There are fleeting moments in time that are gifts from the Universe.
Recently it was bundling up in the wee hours of the morning to watch the Geminids as they danced merrily across the winter sky….
Or to welcome in the New Year at the shoreline edge – and voila – the moon emerges from behind clouds – throwing a magical beam of hopeful light across the water; a pop of a champagne cork barely audible as the waves rhythmically crash on their voyage; then further down the shore – a fireworks array twinkling in the distance and delighted oohs, ahhs and laughter to remind us that we are not alone… a magical convergence of time & place locked into memory.
This brings to mind another occasion at water’s edge – a sudden hoard of hairless polar bears running into the water, shrieking and squealing as they plunge in to the icy water – then disappear as quickly as they had emerged. Perhaps the polar bears were just as surprised to see our curious encampment, which included Mongolian robes & hats (left over from a recent Genghis Khan film project) and a space ship floating above the campfire… well it was the Millennium after all! Y2K and the world coming to a standstill!
We all have snippets of stories that remain in our brain database triggered by the unexpected delight, and titillated by the senses.
In the garden these happen often – unexpected encounters and amazing lessons of survival and hope.
Once while pruning in the JCRA Mixed Border, the Border Babes were mesmerized as we watched as hundreds of tiny Praying Mantis emerged from their protective egg case.
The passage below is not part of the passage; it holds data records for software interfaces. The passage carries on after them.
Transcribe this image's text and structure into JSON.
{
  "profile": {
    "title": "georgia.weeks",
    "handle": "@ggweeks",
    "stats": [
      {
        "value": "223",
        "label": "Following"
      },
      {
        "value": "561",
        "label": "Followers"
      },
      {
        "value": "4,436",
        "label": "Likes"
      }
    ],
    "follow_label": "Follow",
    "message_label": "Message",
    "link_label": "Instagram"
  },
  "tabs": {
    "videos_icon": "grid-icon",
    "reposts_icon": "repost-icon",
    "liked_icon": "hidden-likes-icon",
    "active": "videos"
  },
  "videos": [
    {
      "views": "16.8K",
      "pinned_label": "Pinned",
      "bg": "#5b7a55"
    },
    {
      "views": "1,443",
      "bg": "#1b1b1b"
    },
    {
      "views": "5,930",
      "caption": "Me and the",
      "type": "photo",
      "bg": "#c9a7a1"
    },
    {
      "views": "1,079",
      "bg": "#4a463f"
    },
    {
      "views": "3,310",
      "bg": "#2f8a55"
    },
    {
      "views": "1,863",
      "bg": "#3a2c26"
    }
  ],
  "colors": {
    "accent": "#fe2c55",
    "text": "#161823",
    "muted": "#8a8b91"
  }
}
With silk-like threads they performed an aerial show… a miniature Cirque du Soleil in the garden and we had front row seats! I will always regret not having my camera for this show!
Just yesterday the Babes were enthralled as the earth started pushing up between flagstone in a path… a snout or a paw visible in the blink of an eye!
Returning home after the holiday interlude, it is always joyous see what surprises await in the garden.
As I opened the car door, a scent overpowered me. I knew immediately the Prunus mume had begun its show. The buds had held tight for weeks… and now the welcoming scent lured me down the garden path.
I grabbed the new 6’ long reach pruners my husband gave me for Christmas… all shiny & new and headed to basque in the heavenly scent.
Under lovely pink blossoms, I shivered with delight, engulfed in Prunus mume ‘Kobai’s’ sweet cinnamon scent.
Prunus mume or flowering Apricot or Plum – is a lovely tree, considered a small specimen tree topping out about 25’ tall. It brightens the winter landscape and available in shades of white to deep pink almost red blossoms. Planted in full sun or part shade it is a welcome site in the winter garden. ‘Kobai’ blooms from late December to March in our Entwined Garden.
Although first observed blooming in Japan, the flowering plum or apricot is native to China. In the 1930’s, China designated it the national flower with the 5 petals representing the 5 blessings – wealth, health, virtue, old age, and natural death. Even more reason to plant one!
There are over 300 named cultivars according to the Brooklyn Botanical Garden and a passion of the late Dr. J.C. Raulston.
The dark ruby red leaves of another Chinese native forms a horizontal hedge line under the Prunus mume. Several times a year it bursts forth with fireworks looking hot pink fringed blooms! Ooh la la!
This was a well researched variety – Loropetalum chinense var. rubrum ‘Ruby’ the promise to be a 5’ x 5’ hedge which I added to Entwined Garden in 2003. It is the perfect foil for a formal garden room and before the landscapes terraces to the pond. Perfect if plants could read their descriptions! Regularly this hedge can spring out of hand shooting up to 8 – 10 feet if not kept in check. Well it is a Loropetalum for goodness sake!
Trapped it it’s hypnotic spell, I clipped for three hours, pruning the Loropetalum hedge, shivering from the cold. I had neglected to throw on a warm vest or jacket & hat, but was so possessed I was unable to pull myself away. The new pruners were perfect. Easy to use – think of pruners on a stick with an easy to balance lightweight aluminum shaft and trigger grip for easy clipping – great to sight a lines. If only I had thought to conjure up Pearl Fryer and give the hedge an artistic flair… but who knows that might come – stay tuned!
As the light began to dim and Magic the dog – nudged me for dinner, I reluctantly stepped way from the hedge and snipped a few branches from ‘Kobai’ – knowing they would fill the house with the delicate scent of hope for what delights this New Year would bring!
Enjoy – living the EntwinedLife
NC Certified Environmental Educator
Garden Conservancy Regional Representative